Non-alcoholic ‘mocktails’ in NYC: The what, the where, the how

Non-alcoholic ‘mocktails’ in NYC: The what, the where, the how

Chances are you or someone you know are currently doing a “dry January” — the annual non-alcoholic cleanse to reboot after the holidays.

However gimmicky, the month-long purge is not without its benefits: A recent experiment by New Scientist staffers led by Rajiv Jalan at the Institute for Liver and Digestive Health at University College London Medical School found that among those who abstained from alcohol for five weeks, liver fat fell by an average of 15% and blood glucose levels fell on average 16% — factors that can help prevent liver damage and Type 2 diabetes, respectively.

Participants also saw a drop in total blood cholesterol, lost weight and slept better.

There’s never been a better time for teetotalers, either, as non-alcoholic cocktails, or “mocktails,” have been a growing trend in New York City’s restaurant and bar scene, from health-centric juice bars like Rouge Tomate to mixologists game to experiment.

“Both soft cocktails and aperitifs are pretty popular right now,” said Chris Lowder, bar manager at the NoMad Bar, who’s also seen a huge push in tea and bitters and sodas this month. “Whether you’re in the mood to drink or not, a [soft cocktail] can be really satisfying.”

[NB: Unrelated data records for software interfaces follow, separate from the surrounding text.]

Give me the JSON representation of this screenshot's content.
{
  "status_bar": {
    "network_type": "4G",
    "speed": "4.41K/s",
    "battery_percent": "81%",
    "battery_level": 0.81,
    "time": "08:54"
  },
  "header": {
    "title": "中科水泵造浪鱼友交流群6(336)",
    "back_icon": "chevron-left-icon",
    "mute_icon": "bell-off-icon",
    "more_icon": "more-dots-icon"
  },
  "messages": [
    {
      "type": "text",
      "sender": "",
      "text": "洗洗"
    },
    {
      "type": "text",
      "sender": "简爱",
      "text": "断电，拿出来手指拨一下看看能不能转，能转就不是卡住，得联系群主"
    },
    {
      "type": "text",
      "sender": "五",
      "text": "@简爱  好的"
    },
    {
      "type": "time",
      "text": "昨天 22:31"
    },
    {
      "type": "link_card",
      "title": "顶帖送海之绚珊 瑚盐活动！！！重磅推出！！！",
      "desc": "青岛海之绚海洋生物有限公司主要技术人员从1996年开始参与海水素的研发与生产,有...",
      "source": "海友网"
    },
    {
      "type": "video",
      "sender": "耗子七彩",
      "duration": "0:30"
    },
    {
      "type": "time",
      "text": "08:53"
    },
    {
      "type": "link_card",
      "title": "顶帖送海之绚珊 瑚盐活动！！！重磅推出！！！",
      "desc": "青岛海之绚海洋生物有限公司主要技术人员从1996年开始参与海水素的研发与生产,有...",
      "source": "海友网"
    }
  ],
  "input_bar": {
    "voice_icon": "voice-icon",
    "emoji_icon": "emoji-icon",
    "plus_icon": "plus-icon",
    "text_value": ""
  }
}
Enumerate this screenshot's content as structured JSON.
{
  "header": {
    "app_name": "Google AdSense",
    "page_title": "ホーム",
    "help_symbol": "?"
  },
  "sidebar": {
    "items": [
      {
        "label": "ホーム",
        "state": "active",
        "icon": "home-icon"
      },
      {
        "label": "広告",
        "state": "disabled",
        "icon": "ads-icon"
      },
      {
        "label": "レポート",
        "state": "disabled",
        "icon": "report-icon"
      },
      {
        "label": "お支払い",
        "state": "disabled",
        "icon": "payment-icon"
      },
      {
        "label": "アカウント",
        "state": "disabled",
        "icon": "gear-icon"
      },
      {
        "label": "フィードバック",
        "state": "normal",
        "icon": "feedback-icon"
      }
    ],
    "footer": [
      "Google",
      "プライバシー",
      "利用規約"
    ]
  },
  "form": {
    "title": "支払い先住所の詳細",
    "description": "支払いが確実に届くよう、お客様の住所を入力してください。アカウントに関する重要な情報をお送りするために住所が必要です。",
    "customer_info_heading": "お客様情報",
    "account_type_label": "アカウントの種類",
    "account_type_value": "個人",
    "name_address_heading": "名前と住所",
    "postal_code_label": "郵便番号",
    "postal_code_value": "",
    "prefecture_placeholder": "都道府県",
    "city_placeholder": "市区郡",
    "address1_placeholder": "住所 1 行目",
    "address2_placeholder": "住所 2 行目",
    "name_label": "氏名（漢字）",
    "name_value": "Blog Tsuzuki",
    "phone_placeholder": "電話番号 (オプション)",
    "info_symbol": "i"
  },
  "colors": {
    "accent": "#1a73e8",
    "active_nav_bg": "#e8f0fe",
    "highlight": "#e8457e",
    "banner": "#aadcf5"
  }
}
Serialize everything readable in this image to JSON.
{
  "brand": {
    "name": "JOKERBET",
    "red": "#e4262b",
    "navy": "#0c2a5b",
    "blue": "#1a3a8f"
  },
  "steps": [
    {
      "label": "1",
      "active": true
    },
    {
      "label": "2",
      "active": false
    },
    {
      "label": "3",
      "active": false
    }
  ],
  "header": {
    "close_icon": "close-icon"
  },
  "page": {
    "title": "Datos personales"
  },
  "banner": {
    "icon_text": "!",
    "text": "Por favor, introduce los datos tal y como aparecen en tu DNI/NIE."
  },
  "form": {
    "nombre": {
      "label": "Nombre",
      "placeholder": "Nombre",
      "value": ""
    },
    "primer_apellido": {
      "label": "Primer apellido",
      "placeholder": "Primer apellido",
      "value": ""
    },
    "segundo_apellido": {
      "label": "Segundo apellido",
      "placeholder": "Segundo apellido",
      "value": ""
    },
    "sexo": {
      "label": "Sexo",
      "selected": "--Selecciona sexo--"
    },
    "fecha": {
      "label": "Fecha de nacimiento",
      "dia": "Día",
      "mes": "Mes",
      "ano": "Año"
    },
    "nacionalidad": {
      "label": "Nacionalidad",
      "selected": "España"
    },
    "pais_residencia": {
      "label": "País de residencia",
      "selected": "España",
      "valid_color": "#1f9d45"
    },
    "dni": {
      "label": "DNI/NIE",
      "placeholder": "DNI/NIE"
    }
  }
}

Going dry? here’s where to imbibe in your next booze-free drink:

Meredith Deliso